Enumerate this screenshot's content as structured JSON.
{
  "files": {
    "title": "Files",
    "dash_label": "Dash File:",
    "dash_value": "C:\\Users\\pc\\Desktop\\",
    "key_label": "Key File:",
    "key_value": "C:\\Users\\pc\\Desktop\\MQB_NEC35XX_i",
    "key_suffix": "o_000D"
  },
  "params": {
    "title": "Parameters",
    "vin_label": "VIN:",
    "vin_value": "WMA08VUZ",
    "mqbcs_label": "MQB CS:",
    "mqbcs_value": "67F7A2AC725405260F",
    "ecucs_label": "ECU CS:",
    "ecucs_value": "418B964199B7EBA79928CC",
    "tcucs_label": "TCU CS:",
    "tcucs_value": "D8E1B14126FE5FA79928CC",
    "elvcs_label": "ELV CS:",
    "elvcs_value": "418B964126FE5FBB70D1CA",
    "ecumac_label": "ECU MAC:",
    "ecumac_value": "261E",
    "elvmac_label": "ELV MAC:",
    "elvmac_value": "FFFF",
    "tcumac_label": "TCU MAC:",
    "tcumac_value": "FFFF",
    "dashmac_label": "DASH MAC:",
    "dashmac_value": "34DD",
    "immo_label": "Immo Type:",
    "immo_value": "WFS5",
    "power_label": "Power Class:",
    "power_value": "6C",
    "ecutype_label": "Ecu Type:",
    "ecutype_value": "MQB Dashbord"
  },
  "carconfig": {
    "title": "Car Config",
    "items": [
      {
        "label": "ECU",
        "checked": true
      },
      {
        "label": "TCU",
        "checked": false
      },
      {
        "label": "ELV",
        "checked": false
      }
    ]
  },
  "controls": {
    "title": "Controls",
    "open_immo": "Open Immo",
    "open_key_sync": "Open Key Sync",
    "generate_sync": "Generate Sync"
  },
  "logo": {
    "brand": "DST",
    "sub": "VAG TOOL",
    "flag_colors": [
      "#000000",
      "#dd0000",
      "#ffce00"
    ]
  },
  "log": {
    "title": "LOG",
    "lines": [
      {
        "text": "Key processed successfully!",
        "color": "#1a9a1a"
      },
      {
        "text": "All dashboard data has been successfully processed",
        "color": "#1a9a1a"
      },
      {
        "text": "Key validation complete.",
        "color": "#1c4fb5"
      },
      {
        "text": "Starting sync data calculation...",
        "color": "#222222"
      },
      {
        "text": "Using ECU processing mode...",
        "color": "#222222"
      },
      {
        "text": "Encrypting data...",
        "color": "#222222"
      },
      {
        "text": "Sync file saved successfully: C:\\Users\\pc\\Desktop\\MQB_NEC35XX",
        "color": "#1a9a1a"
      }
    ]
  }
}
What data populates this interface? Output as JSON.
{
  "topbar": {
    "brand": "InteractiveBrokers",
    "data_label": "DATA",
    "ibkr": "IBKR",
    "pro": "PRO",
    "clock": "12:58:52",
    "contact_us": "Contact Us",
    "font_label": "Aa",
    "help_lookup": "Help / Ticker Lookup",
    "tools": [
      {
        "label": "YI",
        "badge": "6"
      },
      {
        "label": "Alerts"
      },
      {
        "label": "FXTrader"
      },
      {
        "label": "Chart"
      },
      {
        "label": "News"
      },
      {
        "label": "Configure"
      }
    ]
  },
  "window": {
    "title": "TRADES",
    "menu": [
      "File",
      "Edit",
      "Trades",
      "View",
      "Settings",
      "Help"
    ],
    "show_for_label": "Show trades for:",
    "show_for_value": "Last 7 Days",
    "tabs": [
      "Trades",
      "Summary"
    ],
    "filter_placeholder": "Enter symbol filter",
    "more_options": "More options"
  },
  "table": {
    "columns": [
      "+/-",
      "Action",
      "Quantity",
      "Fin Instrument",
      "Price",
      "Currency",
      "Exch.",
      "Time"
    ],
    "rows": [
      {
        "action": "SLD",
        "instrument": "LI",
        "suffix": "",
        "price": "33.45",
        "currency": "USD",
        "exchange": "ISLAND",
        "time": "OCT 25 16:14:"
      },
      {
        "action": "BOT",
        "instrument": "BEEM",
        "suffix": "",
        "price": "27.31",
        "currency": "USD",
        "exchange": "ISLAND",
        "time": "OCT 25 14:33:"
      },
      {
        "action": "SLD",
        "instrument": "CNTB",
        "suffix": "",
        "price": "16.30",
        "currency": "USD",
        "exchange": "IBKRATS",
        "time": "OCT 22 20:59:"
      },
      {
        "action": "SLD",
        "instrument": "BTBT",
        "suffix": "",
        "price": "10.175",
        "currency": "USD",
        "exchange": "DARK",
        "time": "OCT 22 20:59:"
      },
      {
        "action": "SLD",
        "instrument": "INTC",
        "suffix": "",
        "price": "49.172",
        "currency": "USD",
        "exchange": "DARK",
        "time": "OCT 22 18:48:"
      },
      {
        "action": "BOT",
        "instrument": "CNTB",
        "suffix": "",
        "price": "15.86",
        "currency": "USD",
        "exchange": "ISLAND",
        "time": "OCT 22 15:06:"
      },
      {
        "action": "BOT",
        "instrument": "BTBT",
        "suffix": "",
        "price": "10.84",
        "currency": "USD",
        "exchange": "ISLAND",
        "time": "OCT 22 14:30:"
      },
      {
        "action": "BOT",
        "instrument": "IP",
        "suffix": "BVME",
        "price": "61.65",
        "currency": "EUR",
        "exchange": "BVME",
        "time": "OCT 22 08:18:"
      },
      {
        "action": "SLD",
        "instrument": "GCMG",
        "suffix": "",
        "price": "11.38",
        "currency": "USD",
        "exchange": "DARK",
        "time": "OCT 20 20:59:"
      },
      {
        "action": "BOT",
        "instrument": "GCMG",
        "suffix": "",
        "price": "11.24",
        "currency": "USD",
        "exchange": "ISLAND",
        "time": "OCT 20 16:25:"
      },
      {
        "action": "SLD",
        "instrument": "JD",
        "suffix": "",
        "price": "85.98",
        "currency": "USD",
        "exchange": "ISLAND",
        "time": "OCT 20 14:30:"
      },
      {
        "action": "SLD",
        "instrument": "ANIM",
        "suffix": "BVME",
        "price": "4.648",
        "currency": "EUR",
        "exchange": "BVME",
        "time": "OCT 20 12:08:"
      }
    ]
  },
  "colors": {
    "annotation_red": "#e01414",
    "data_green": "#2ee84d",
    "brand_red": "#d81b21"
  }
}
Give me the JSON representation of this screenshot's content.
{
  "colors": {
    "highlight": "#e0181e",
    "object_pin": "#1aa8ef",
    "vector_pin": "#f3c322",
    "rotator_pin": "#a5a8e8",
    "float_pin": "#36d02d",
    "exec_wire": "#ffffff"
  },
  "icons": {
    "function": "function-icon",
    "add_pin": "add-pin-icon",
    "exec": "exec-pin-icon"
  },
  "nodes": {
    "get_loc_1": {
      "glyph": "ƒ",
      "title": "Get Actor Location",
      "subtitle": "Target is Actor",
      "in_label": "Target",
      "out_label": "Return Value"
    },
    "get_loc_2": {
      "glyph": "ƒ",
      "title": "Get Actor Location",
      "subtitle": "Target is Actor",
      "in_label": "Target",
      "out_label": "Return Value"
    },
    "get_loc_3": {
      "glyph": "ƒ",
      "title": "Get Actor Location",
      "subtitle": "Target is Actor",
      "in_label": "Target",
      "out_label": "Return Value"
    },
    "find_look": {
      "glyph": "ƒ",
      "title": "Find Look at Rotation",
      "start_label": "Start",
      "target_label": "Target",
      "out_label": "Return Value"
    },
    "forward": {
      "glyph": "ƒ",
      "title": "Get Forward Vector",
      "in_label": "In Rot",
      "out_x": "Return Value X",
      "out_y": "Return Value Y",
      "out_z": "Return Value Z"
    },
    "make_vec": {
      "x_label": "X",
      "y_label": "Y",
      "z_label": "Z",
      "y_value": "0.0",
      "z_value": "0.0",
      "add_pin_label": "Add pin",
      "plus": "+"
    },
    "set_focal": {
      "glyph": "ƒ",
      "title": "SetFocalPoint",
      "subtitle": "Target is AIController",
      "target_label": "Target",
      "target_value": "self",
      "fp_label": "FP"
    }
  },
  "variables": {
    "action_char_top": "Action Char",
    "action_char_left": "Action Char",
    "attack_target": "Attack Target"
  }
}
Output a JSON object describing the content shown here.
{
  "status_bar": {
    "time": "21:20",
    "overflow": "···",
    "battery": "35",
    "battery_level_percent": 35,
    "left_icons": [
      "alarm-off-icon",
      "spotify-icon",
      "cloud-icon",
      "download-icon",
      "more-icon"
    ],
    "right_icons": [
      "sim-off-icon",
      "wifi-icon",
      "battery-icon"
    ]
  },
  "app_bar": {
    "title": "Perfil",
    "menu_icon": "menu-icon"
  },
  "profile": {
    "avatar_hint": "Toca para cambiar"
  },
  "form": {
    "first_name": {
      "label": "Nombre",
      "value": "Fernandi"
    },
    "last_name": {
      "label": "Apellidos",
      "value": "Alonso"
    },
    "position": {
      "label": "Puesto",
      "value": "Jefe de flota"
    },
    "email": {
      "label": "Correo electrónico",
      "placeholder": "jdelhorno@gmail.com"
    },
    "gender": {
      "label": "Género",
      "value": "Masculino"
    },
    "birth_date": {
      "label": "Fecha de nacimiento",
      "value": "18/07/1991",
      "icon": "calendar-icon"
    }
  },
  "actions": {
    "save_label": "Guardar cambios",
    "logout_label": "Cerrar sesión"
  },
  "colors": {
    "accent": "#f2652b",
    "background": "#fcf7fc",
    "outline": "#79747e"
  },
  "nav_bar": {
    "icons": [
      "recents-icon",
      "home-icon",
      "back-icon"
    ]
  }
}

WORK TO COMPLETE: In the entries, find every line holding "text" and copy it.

SOLUTION TO THE EXERCISE:
        "text": "Key processed successfully!",
        "text": "All dashboard data has been successfully processed",
        "text": "Key validation complete.",
        "text": "Starting sync data calculation...",
        "text": "Using ECU processing mode...",
        "text": "Encrypting data...",
        "text": "Sync file saved successfully: C:\\Users\\pc\\Desktop\\MQB_NEC35XX",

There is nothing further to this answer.